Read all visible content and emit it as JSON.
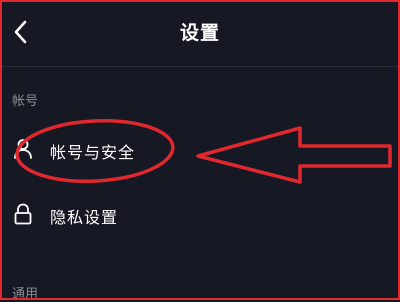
{
  "header": {
    "title": "设置",
    "back_icon": "chevron-left-icon"
  },
  "sections": {
    "account": {
      "label": "帐号",
      "items": [
        {
          "label": "帐号与安全",
          "icon": "person-icon"
        },
        {
          "label": "隐私设置",
          "icon": "lock-icon"
        }
      ]
    },
    "general": {
      "label": "通用"
    }
  },
  "colors": {
    "background": "#161823",
    "text": "#ffffff",
    "muted": "#8a8b91",
    "annotation": "#e0282e"
  }
}
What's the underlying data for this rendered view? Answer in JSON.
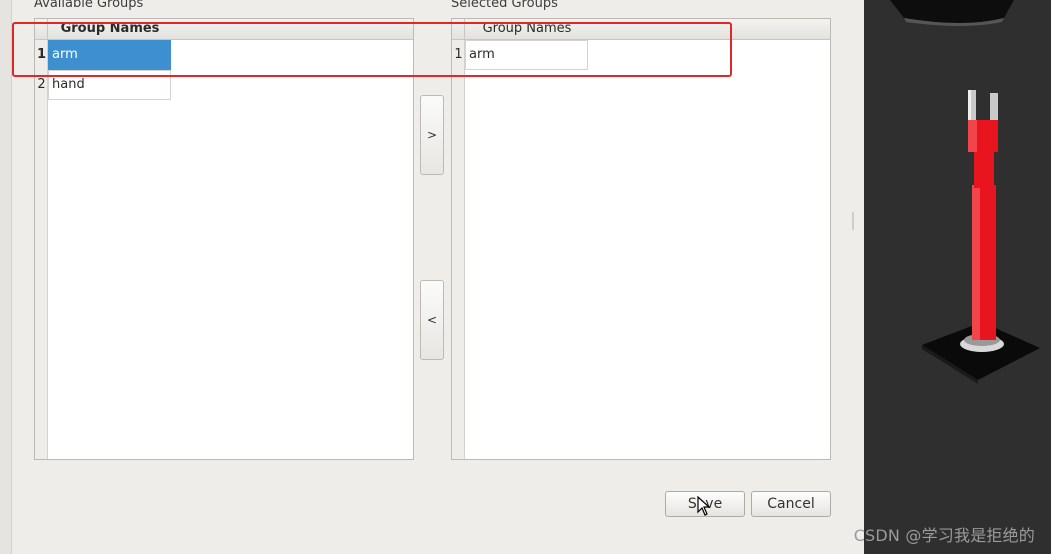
{
  "available_groups": {
    "title": "Available Groups",
    "column_header": "Group Names",
    "rows": [
      {
        "index": "1",
        "name": "arm",
        "selected": true
      },
      {
        "index": "2",
        "name": "hand",
        "selected": false
      }
    ]
  },
  "selected_groups": {
    "title": "Selected Groups",
    "column_header": "Group Names",
    "rows": [
      {
        "index": "1",
        "name": "arm"
      }
    ]
  },
  "buttons": {
    "add_label": ">",
    "remove_label": "<",
    "save_label": "Save",
    "cancel_label": "Cancel"
  },
  "watermark": "CSDN @学习我是拒绝的",
  "colors": {
    "selection": "#3d8fcf",
    "highlight": "#e02828",
    "robot": "#e8141e",
    "viewport_bg": "#2f2f2f"
  }
}
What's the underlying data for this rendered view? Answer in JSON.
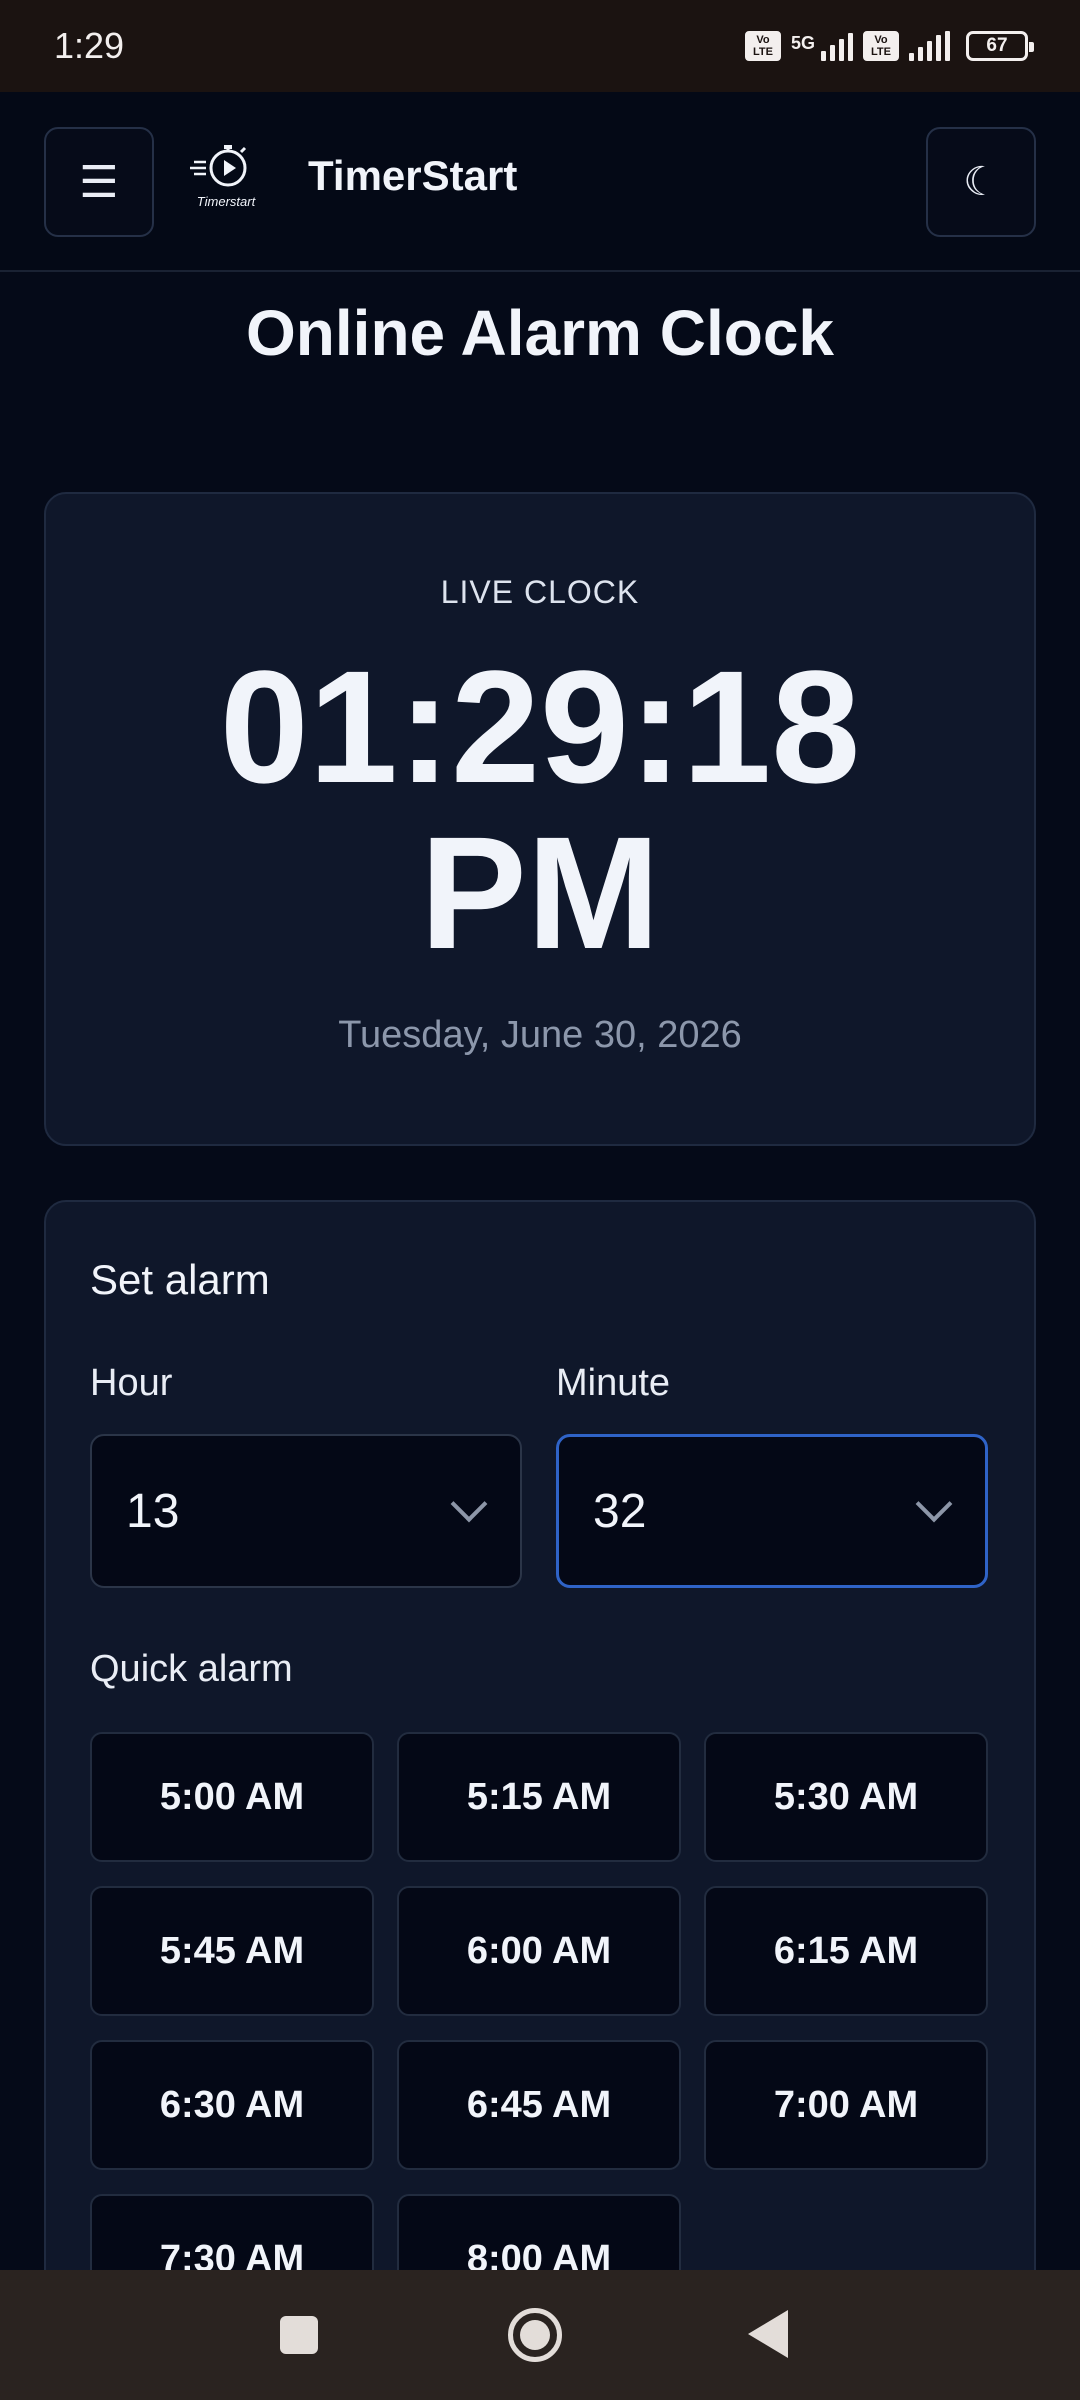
{
  "status_bar": {
    "time": "1:29",
    "network": "5G",
    "volte_1": "Vo LTE",
    "volte_2": "Vo LTE",
    "battery": "67"
  },
  "header": {
    "menu_icon": "☰",
    "logo_text": "Timerstart",
    "brand_name": "TimerStart",
    "theme_icon": "☾"
  },
  "page": {
    "title": "Online Alarm Clock"
  },
  "clock": {
    "label": "LIVE CLOCK",
    "time": "01:29:18",
    "period": "PM",
    "date": "Tuesday, June 30, 2026"
  },
  "alarm": {
    "heading": "Set alarm",
    "hour_label": "Hour",
    "hour_value": "13",
    "minute_label": "Minute",
    "minute_value": "32",
    "quick_heading": "Quick alarm",
    "quick_options": [
      "5:00 AM",
      "5:15 AM",
      "5:30 AM",
      "5:45 AM",
      "6:00 AM",
      "6:15 AM",
      "6:30 AM",
      "6:45 AM",
      "7:00 AM",
      "7:30 AM",
      "8:00 AM"
    ]
  },
  "colors": {
    "background": "#050a18",
    "card": "#0f172a",
    "focus_accent": "#2f63c7"
  }
}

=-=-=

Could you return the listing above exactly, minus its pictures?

• Written answer:
Read all visible content and emit it as JSON.
{
  "header": {
    "title": "设置",
    "back_icon": "chevron-left-icon"
  },
  "sections": {
    "account": {
      "label": "帐号",
      "items": [
        {
          "label": "帐号与安全",
          "icon": "person-icon"
        },
        {
          "label": "隐私设置",
          "icon": "lock-icon"
        }
      ]
    },
    "general": {
      "label": "通用"
    }
  },
  "colors": {
    "background": "#161823",
    "text": "#ffffff",
    "muted": "#8a8b91",
    "annotation": "#e0282e"
  }
}
What's the underlying data for this rendered view? Answer in JSON.
{
  "available_groups": {
    "title": "Available Groups",
    "column_header": "Group Names",
    "rows": [
      {
        "index": "1",
        "name": "arm",
        "selected": true
      },
      {
        "index": "2",
        "name": "hand",
        "selected": false
      }
    ]
  },
  "selected_groups": {
    "title": "Selected Groups",
    "column_header": "Group Names",
    "rows": [
      {
        "index": "1",
        "name": "arm"
      }
    ]
  },
  "buttons": {
    "add_label": ">",
    "remove_label": "<",
    "save_label": "Save",
    "cancel_label": "Cancel"
  },
  "watermark": "CSDN @学习我是拒绝的",
  "colors": {
    "selection": "#3d8fcf",
    "highlight": "#e02828",
    "robot": "#e8141e",
    "viewport_bg": "#2f2f2f"
  }
}
What's the underlying data for this rendered view? Answer in JSON.
{
  "status_bar": {
    "time": "1:29",
    "network": "5G",
    "volte_1": "Vo LTE",
    "volte_2": "Vo LTE",
    "battery": "67"
  },
  "header": {
    "menu_icon": "☰",
    "logo_text": "Timerstart",
    "brand_name": "TimerStart",
    "theme_icon": "☾"
  },
  "page": {
    "title": "Online Alarm Clock"
  },
  "clock": {
    "label": "LIVE CLOCK",
    "time": "01:29:18",
    "period": "PM",
    "date": "Tuesday, June 30, 2026"
  },
  "alarm": {
    "heading": "Set alarm",
    "hour_label": "Hour",
    "hour_value": "13",
    "minute_label": "Minute",
    "minute_value": "32",
    "quick_heading": "Quick alarm",
    "quick_options": [
      "5:00 AM",
      "5:15 AM",
      "5:30 AM",
      "5:45 AM",
      "6:00 AM",
      "6:15 AM",
      "6:30 AM",
      "6:45 AM",
      "7:00 AM",
      "7:30 AM",
      "8:00 AM"
    ]
  },
  "colors": {
    "background": "#050a18",
    "card": "#0f172a",
    "focus_accent": "#2f63c7"
  }
}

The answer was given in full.